Matthew Oakley: This is a discussion around the kind of back-stop option. There are obviously a range of things that you could do here. Obviously there is a worry that people have not had the guidance and that they are then making decisions based on a lack of information, or just not making a decision.
Obviously, regulation is one way of addressing that, with the examples that you put forward. I worry, however, that that could have unintended consequences. So, you could ask, for instance, “Have you thought about whether you have provided income for your partner?” Of course, that pushes someone in a certain way, because we know what people feel emotionally, and so that in itself is not even an objective and clear piece of information for a consumer.
What I think we would like to see, certainly first off, is that pension providers and broader providers are working in the best interests of consumers. That means that they should be working as an industry to get best practice principles about how they deal with this situation, because they know it is coming. We know that take-up estimates vary from 3% to 93%; I imagine that it will be somewhere between those two figures.
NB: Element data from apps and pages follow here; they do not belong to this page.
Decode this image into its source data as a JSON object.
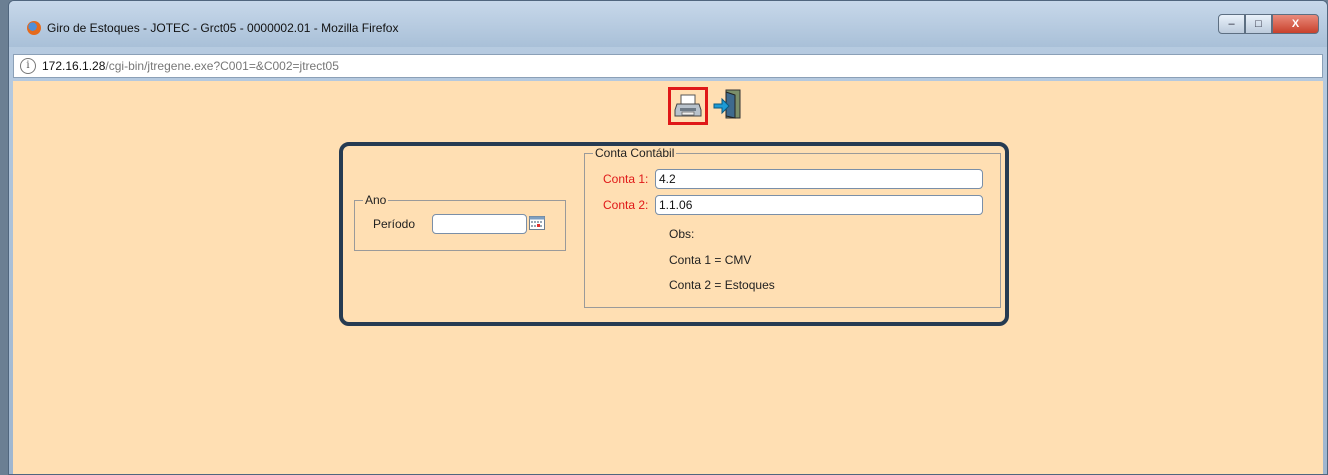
{
  "window": {
    "title": "Giro de Estoques - JOTEC - Grct05 - 0000002.01 - Mozilla Firefox",
    "controls": {
      "minimize": "–",
      "maximize": "□",
      "close": "X"
    }
  },
  "urlbar": {
    "info_glyph": "i",
    "host": "172.16.1.28",
    "path": "/cgi-bin/jtregene.exe?C001=&C002=jtrect05"
  },
  "toolbar": {
    "print_icon": "printer-icon",
    "exit_icon": "exit-door-icon"
  },
  "ano": {
    "legend": "Ano",
    "periodo_label": "Período",
    "periodo_value": ""
  },
  "conta_contabil": {
    "legend": "Conta Contábil",
    "conta1_label": "Conta 1:",
    "conta1_value": "4.2",
    "conta2_label": "Conta 2:",
    "conta2_value": "1.1.06",
    "obs_label": "Obs:",
    "obs_line1": "Conta 1 = CMV",
    "obs_line2": "Conta 2 = Estoques"
  },
  "colors": {
    "background": "#ffdfb3",
    "panel_border": "#263b52",
    "highlight": "#e01818",
    "required_label": "#e01818"
  }
}
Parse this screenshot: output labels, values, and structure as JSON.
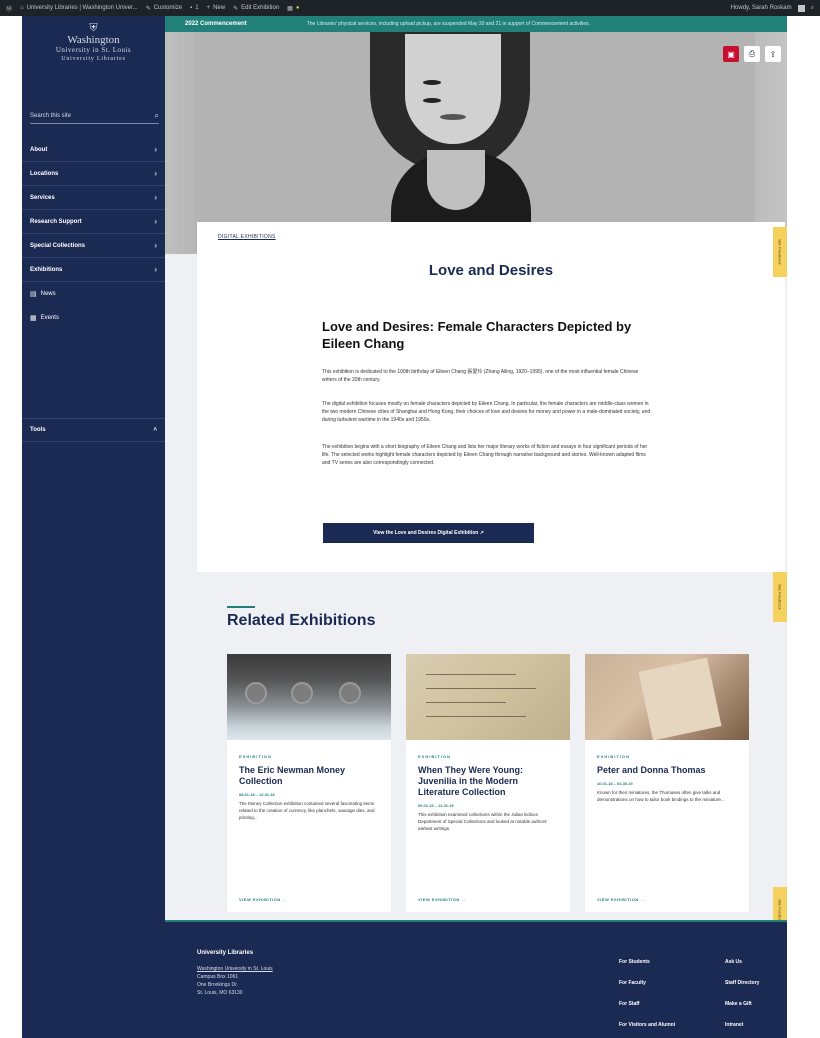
{
  "admin_bar": {
    "site": "University Libraries | Washington Univer...",
    "customize": "Customize",
    "comments": "1",
    "new": "New",
    "edit": "Edit Exhibition",
    "howdy": "Howdy, Sarah Roskam"
  },
  "sidebar": {
    "logo": {
      "line1": "Washington",
      "line2": "University in St. Louis",
      "line3": "University Libraries"
    },
    "search_placeholder": "Search this site",
    "nav": [
      {
        "label": "About"
      },
      {
        "label": "Locations"
      },
      {
        "label": "Services"
      },
      {
        "label": "Research Support"
      },
      {
        "label": "Special Collections"
      },
      {
        "label": "Exhibitions"
      }
    ],
    "links": [
      {
        "label": "News"
      },
      {
        "label": "Events"
      }
    ],
    "tools": "Tools"
  },
  "topbar": {
    "title": "2022 Commencement",
    "notice": "The Libraries' physical services, including upload pickup, are suspended May 20 and 21 in support of Commencement activities."
  },
  "exhibit": {
    "breadcrumb": "DIGITAL EXHIBITIONS",
    "title": "Love and Desires",
    "subtitle": "Love and Desires: Female Characters Depicted by Eileen Chang",
    "p1": "This exhibition is dedicated to the 100th birthday of Eileen Chang 張愛玲 (Zhang Ailing, 1920–1995), one of the most influential female Chinese writers of the 20th century.",
    "p2": "The digital exhibition focuses mostly on female characters depicted by Eileen Chang. In particular, the female characters are middle-class women in the two modern Chinese cities of Shanghai and Hong Kong, their choices of love and desires for money and power in a male-dominated society, and during turbulent wartime in the 1940s and 1950s.",
    "p3": "The exhibition begins with a short biography of Eileen Chang and lists her major literary works of fiction and essays in four significant periods of her life. The selected works highlight female characters depicted by Eileen Chang through narrative background and stories. Well-known adapted films and TV series are also correspondingly connected.",
    "button": "View the Love and Desires Digital Exhibition ↗"
  },
  "related": {
    "heading": "Related Exhibitions",
    "items": [
      {
        "type": "EXHIBITION",
        "title": "The Eric Newman Money Collection",
        "dates": "08.01.18 – 12.31.18",
        "desc": "The Money Collection exhibition contained several fascinating items related to the creation of currency, like planchets, sausage dies, and printing...",
        "view": "VIEW EXHIBITION →"
      },
      {
        "type": "EXHIBITION",
        "title": "When They Were Young: Juvenilia in the Modern Literature Collection",
        "dates": "06.01.19 – 12.31.19",
        "desc": "This exhibition examined collections within the Julian Edison Department of Special Collections and looked at notable authors' earliest writings.",
        "view": "VIEW EXHIBITION →"
      },
      {
        "type": "EXHIBITION",
        "title": "Peter and Donna Thomas",
        "dates": "10.01.18 – 04.30.19",
        "desc": "Known for their miniatures, the Thomases often give talks and demonstrations on how to tailor book bindings to the miniature...",
        "view": "VIEW EXHIBITION →"
      }
    ]
  },
  "feedback_tab": "Site Feedback",
  "footer": {
    "title": "University Libraries",
    "addr1": "Washington University in St. Louis",
    "addr2": "Campus Box 1061",
    "addr3": "One Brookings Dr.",
    "addr4": "St. Louis, MO 63130",
    "links_col1": [
      "For Students",
      "For Faculty",
      "For Staff",
      "For Visitors and Alumni"
    ],
    "links_col2": [
      "Ask Us",
      "Staff Directory",
      "Make a Gift",
      "Intranet"
    ]
  }
}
We know that a lot of people will not take the guidance, certainly initially, so the industry needs to work out how it will deal with that, and it needs to be conscious that we must improve the situation so that people are signposted regularly to the guidance.